Items from an interface collection:
= Beginning of Section =
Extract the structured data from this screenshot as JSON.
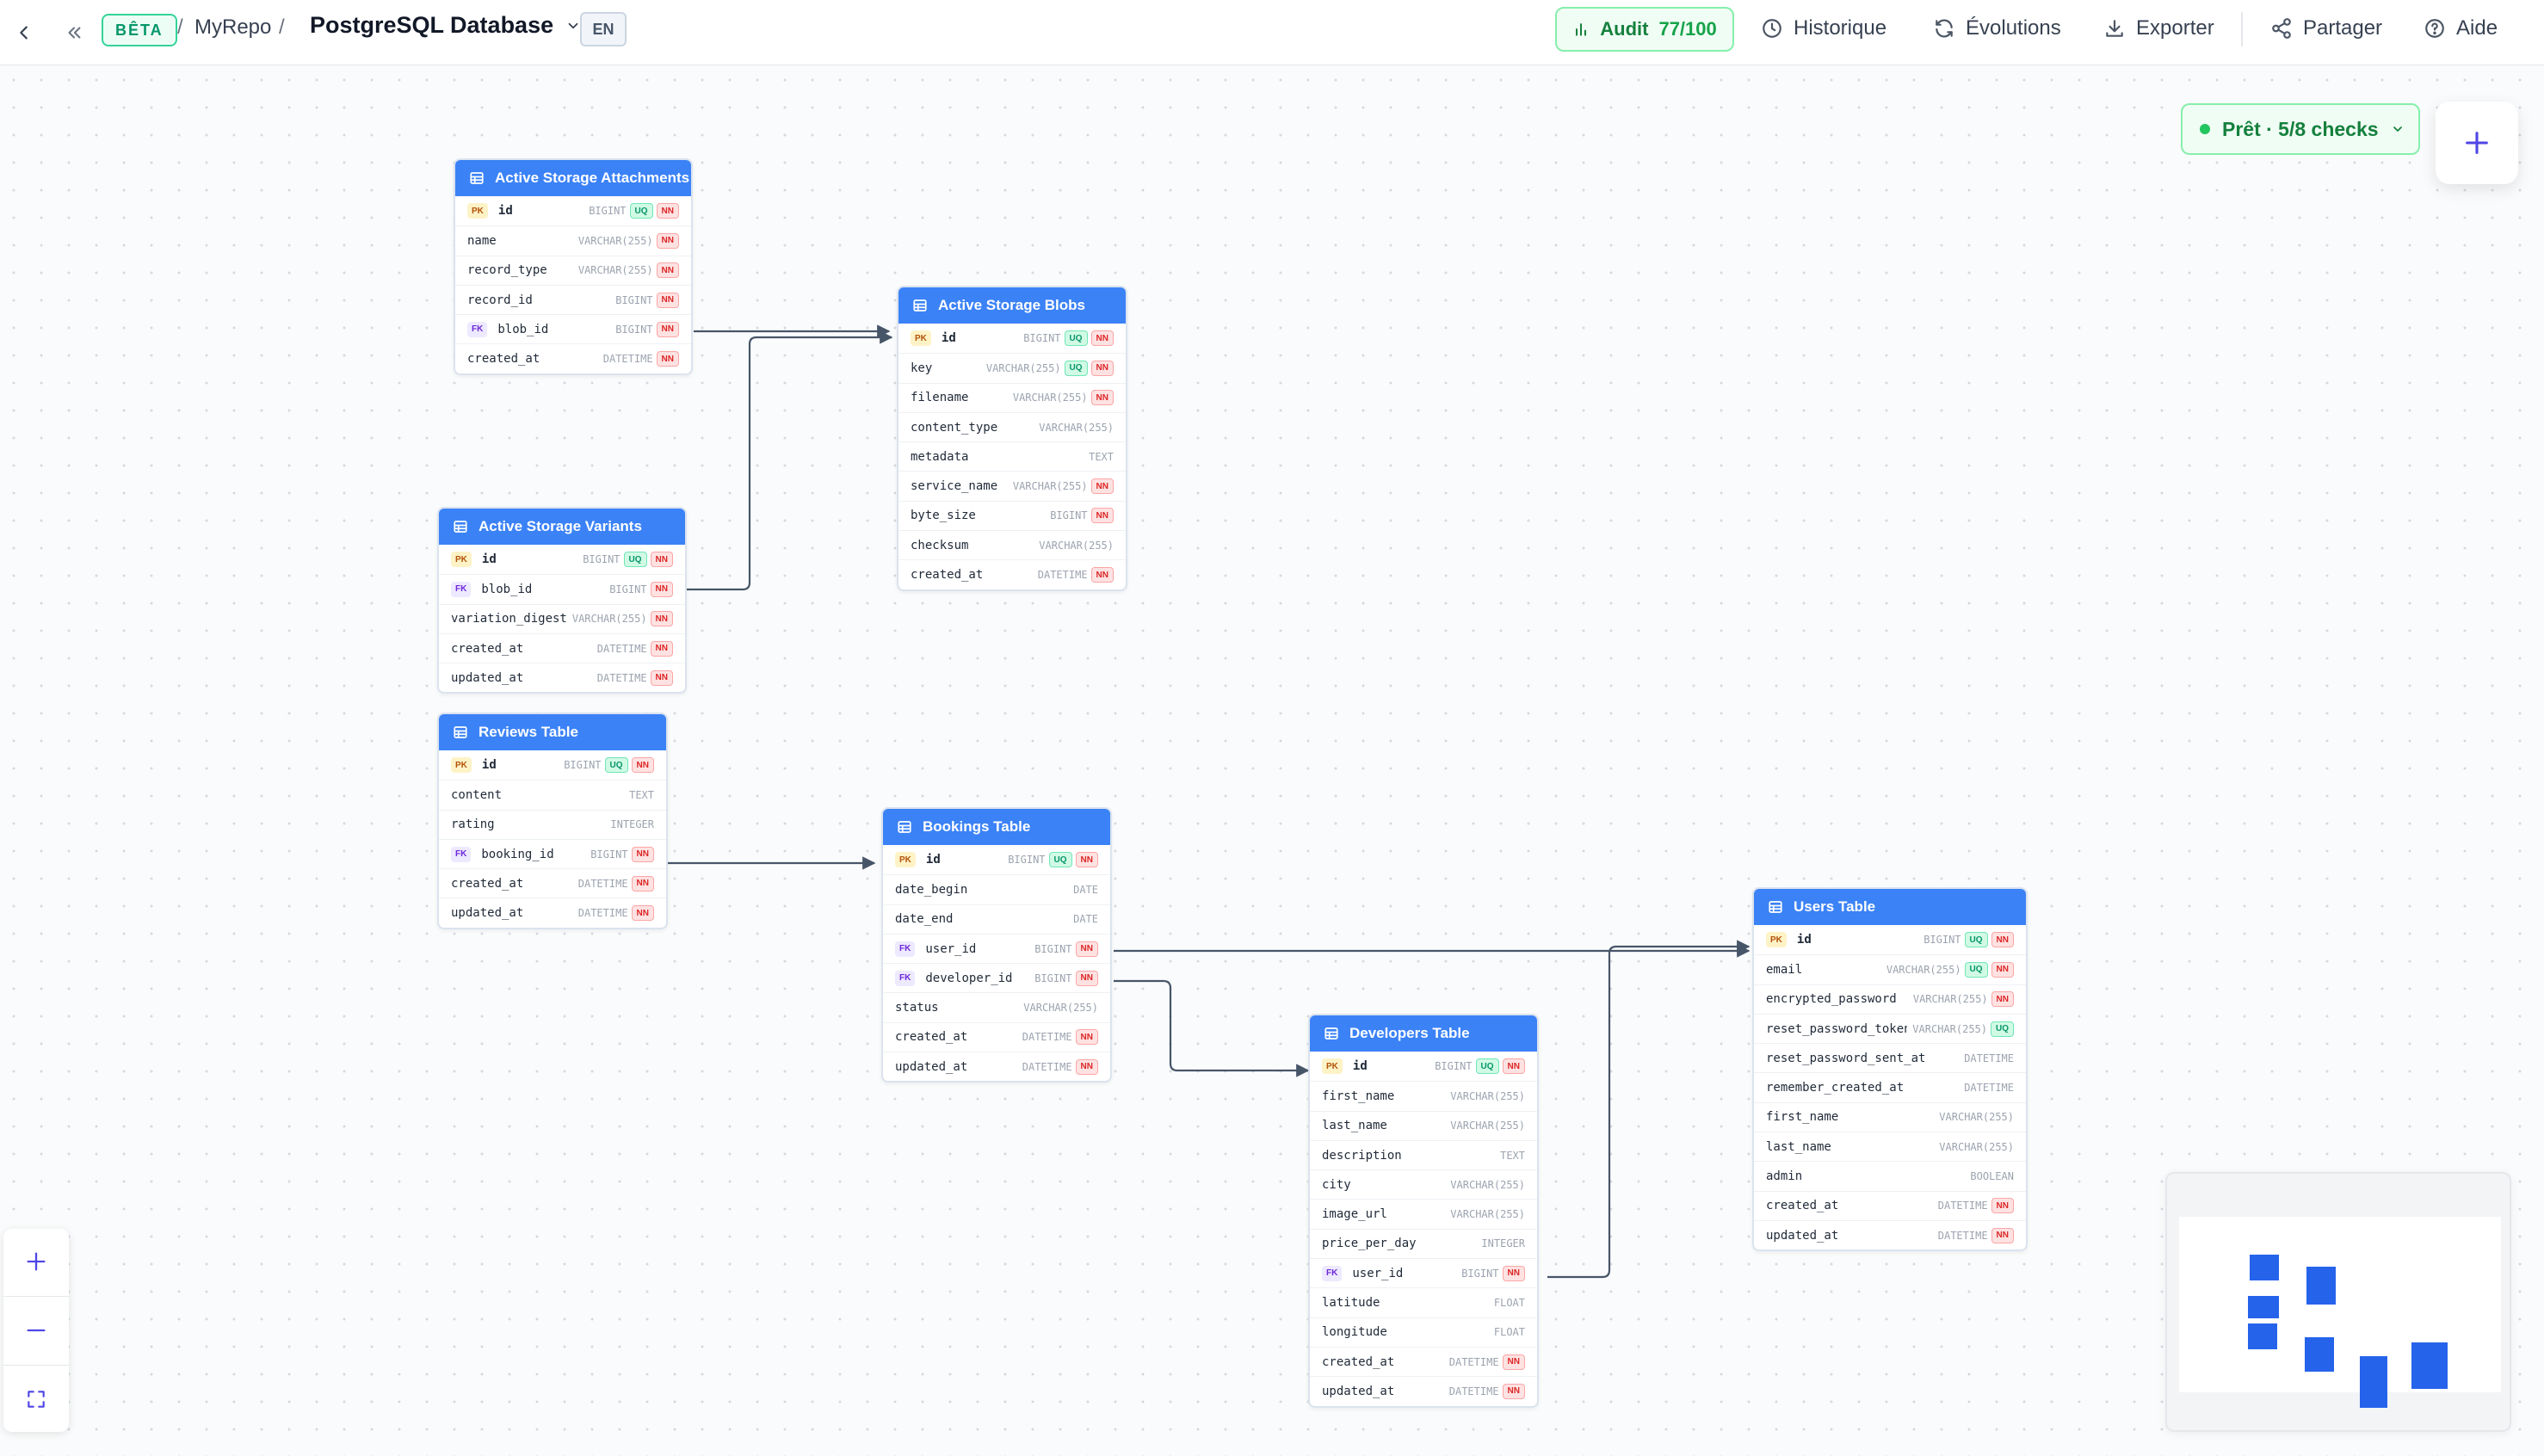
{
  "header": {
    "beta_label": "BÊTA",
    "separator": "/",
    "repo": "MyRepo",
    "database": "PostgreSQL Database",
    "language": "EN",
    "audit_label": "Audit",
    "audit_score": "77/100",
    "actions": {
      "history": "Historique",
      "evolutions": "Évolutions",
      "export": "Exporter",
      "share": "Partager",
      "help": "Aide"
    }
  },
  "status": {
    "label": "Prêt · 5/8 checks"
  },
  "colors": {
    "table_header": "#3b82f6",
    "edge": "#475569",
    "status_green": "#15803d",
    "accent": "#2563eb"
  },
  "tables": {
    "attachments": {
      "title": "Active Storage Attachments",
      "columns": [
        {
          "name": "id",
          "type": "BIGINT",
          "key": "PK",
          "badges": [
            "UQ",
            "NN"
          ]
        },
        {
          "name": "name",
          "type": "VARCHAR(255)",
          "key": "",
          "badges": [
            "NN"
          ]
        },
        {
          "name": "record_type",
          "type": "VARCHAR(255)",
          "key": "",
          "badges": [
            "NN"
          ]
        },
        {
          "name": "record_id",
          "type": "BIGINT",
          "key": "",
          "badges": [
            "NN"
          ]
        },
        {
          "name": "blob_id",
          "type": "BIGINT",
          "key": "FK",
          "badges": [
            "NN"
          ]
        },
        {
          "name": "created_at",
          "type": "DATETIME",
          "key": "",
          "badges": [
            "NN"
          ]
        }
      ]
    },
    "blobs": {
      "title": "Active Storage Blobs",
      "columns": [
        {
          "name": "id",
          "type": "BIGINT",
          "key": "PK",
          "badges": [
            "UQ",
            "NN"
          ]
        },
        {
          "name": "key",
          "type": "VARCHAR(255)",
          "key": "",
          "badges": [
            "UQ",
            "NN"
          ]
        },
        {
          "name": "filename",
          "type": "VARCHAR(255)",
          "key": "",
          "badges": [
            "NN"
          ]
        },
        {
          "name": "content_type",
          "type": "VARCHAR(255)",
          "key": "",
          "badges": []
        },
        {
          "name": "metadata",
          "type": "TEXT",
          "key": "",
          "badges": []
        },
        {
          "name": "service_name",
          "type": "VARCHAR(255)",
          "key": "",
          "badges": [
            "NN"
          ]
        },
        {
          "name": "byte_size",
          "type": "BIGINT",
          "key": "",
          "badges": [
            "NN"
          ]
        },
        {
          "name": "checksum",
          "type": "VARCHAR(255)",
          "key": "",
          "badges": []
        },
        {
          "name": "created_at",
          "type": "DATETIME",
          "key": "",
          "badges": [
            "NN"
          ]
        }
      ]
    },
    "variants": {
      "title": "Active Storage Variants",
      "columns": [
        {
          "name": "id",
          "type": "BIGINT",
          "key": "PK",
          "badges": [
            "UQ",
            "NN"
          ]
        },
        {
          "name": "blob_id",
          "type": "BIGINT",
          "key": "FK",
          "badges": [
            "NN"
          ]
        },
        {
          "name": "variation_digest",
          "type": "VARCHAR(255)",
          "key": "",
          "badges": [
            "NN"
          ]
        },
        {
          "name": "created_at",
          "type": "DATETIME",
          "key": "",
          "badges": [
            "NN"
          ]
        },
        {
          "name": "updated_at",
          "type": "DATETIME",
          "key": "",
          "badges": [
            "NN"
          ]
        }
      ]
    },
    "reviews": {
      "title": "Reviews Table",
      "columns": [
        {
          "name": "id",
          "type": "BIGINT",
          "key": "PK",
          "badges": [
            "UQ",
            "NN"
          ]
        },
        {
          "name": "content",
          "type": "TEXT",
          "key": "",
          "badges": []
        },
        {
          "name": "rating",
          "type": "INTEGER",
          "key": "",
          "badges": []
        },
        {
          "name": "booking_id",
          "type": "BIGINT",
          "key": "FK",
          "badges": [
            "NN"
          ]
        },
        {
          "name": "created_at",
          "type": "DATETIME",
          "key": "",
          "badges": [
            "NN"
          ]
        },
        {
          "name": "updated_at",
          "type": "DATETIME",
          "key": "",
          "badges": [
            "NN"
          ]
        }
      ]
    },
    "bookings": {
      "title": "Bookings Table",
      "columns": [
        {
          "name": "id",
          "type": "BIGINT",
          "key": "PK",
          "badges": [
            "UQ",
            "NN"
          ]
        },
        {
          "name": "date_begin",
          "type": "DATE",
          "key": "",
          "badges": []
        },
        {
          "name": "date_end",
          "type": "DATE",
          "key": "",
          "badges": []
        },
        {
          "name": "user_id",
          "type": "BIGINT",
          "key": "FK",
          "badges": [
            "NN"
          ]
        },
        {
          "name": "developer_id",
          "type": "BIGINT",
          "key": "FK",
          "badges": [
            "NN"
          ]
        },
        {
          "name": "status",
          "type": "VARCHAR(255)",
          "key": "",
          "badges": []
        },
        {
          "name": "created_at",
          "type": "DATETIME",
          "key": "",
          "badges": [
            "NN"
          ]
        },
        {
          "name": "updated_at",
          "type": "DATETIME",
          "key": "",
          "badges": [
            "NN"
          ]
        }
      ]
    },
    "developers": {
      "title": "Developers Table",
      "columns": [
        {
          "name": "id",
          "type": "BIGINT",
          "key": "PK",
          "badges": [
            "UQ",
            "NN"
          ]
        },
        {
          "name": "first_name",
          "type": "VARCHAR(255)",
          "key": "",
          "badges": []
        },
        {
          "name": "last_name",
          "type": "VARCHAR(255)",
          "key": "",
          "badges": []
        },
        {
          "name": "description",
          "type": "TEXT",
          "key": "",
          "badges": []
        },
        {
          "name": "city",
          "type": "VARCHAR(255)",
          "key": "",
          "badges": []
        },
        {
          "name": "image_url",
          "type": "VARCHAR(255)",
          "key": "",
          "badges": []
        },
        {
          "name": "price_per_day",
          "type": "INTEGER",
          "key": "",
          "badges": []
        },
        {
          "name": "user_id",
          "type": "BIGINT",
          "key": "FK",
          "badges": [
            "NN"
          ]
        },
        {
          "name": "latitude",
          "type": "FLOAT",
          "key": "",
          "badges": []
        },
        {
          "name": "longitude",
          "type": "FLOAT",
          "key": "",
          "badges": []
        },
        {
          "name": "created_at",
          "type": "DATETIME",
          "key": "",
          "badges": [
            "NN"
          ]
        },
        {
          "name": "updated_at",
          "type": "DATETIME",
          "key": "",
          "badges": [
            "NN"
          ]
        }
      ]
    },
    "users": {
      "title": "Users Table",
      "columns": [
        {
          "name": "id",
          "type": "BIGINT",
          "key": "PK",
          "badges": [
            "UQ",
            "NN"
          ]
        },
        {
          "name": "email",
          "type": "VARCHAR(255)",
          "key": "",
          "badges": [
            "UQ",
            "NN"
          ]
        },
        {
          "name": "encrypted_password",
          "type": "VARCHAR(255)",
          "key": "",
          "badges": [
            "NN"
          ]
        },
        {
          "name": "reset_password_token",
          "type": "VARCHAR(255)",
          "key": "",
          "badges": [
            "UQ"
          ]
        },
        {
          "name": "reset_password_sent_at",
          "type": "DATETIME",
          "key": "",
          "badges": []
        },
        {
          "name": "remember_created_at",
          "type": "DATETIME",
          "key": "",
          "badges": []
        },
        {
          "name": "first_name",
          "type": "VARCHAR(255)",
          "key": "",
          "badges": []
        },
        {
          "name": "last_name",
          "type": "VARCHAR(255)",
          "key": "",
          "badges": []
        },
        {
          "name": "admin",
          "type": "BOOLEAN",
          "key": "",
          "badges": []
        },
        {
          "name": "created_at",
          "type": "DATETIME",
          "key": "",
          "badges": [
            "NN"
          ]
        },
        {
          "name": "updated_at",
          "type": "DATETIME",
          "key": "",
          "badges": [
            "NN"
          ]
        }
      ]
    }
  },
  "relations": [
    {
      "from": "attachments.blob_id",
      "to": "blobs.id"
    },
    {
      "from": "variants.blob_id",
      "to": "blobs.id"
    },
    {
      "from": "reviews.booking_id",
      "to": "bookings.id"
    },
    {
      "from": "bookings.user_id",
      "to": "users.id"
    },
    {
      "from": "bookings.developer_id",
      "to": "developers.id"
    },
    {
      "from": "developers.user_id",
      "to": "users.id"
    }
  ],
  "icons": {
    "back": "chevron-left-icon",
    "collapse": "double-chevron-left-icon",
    "db_dropdown": "chevron-down-icon",
    "audit": "bar-chart-icon",
    "history": "clock-icon",
    "evolutions": "refresh-icon",
    "export": "download-icon",
    "share": "share-icon",
    "help": "help-circle-icon",
    "table": "table-icon",
    "add": "plus-icon",
    "zoom_in": "plus-icon",
    "zoom_out": "minus-icon",
    "fit": "fit-view-icon"
  }
}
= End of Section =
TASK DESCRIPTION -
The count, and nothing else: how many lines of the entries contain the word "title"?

THE ANSWER -
7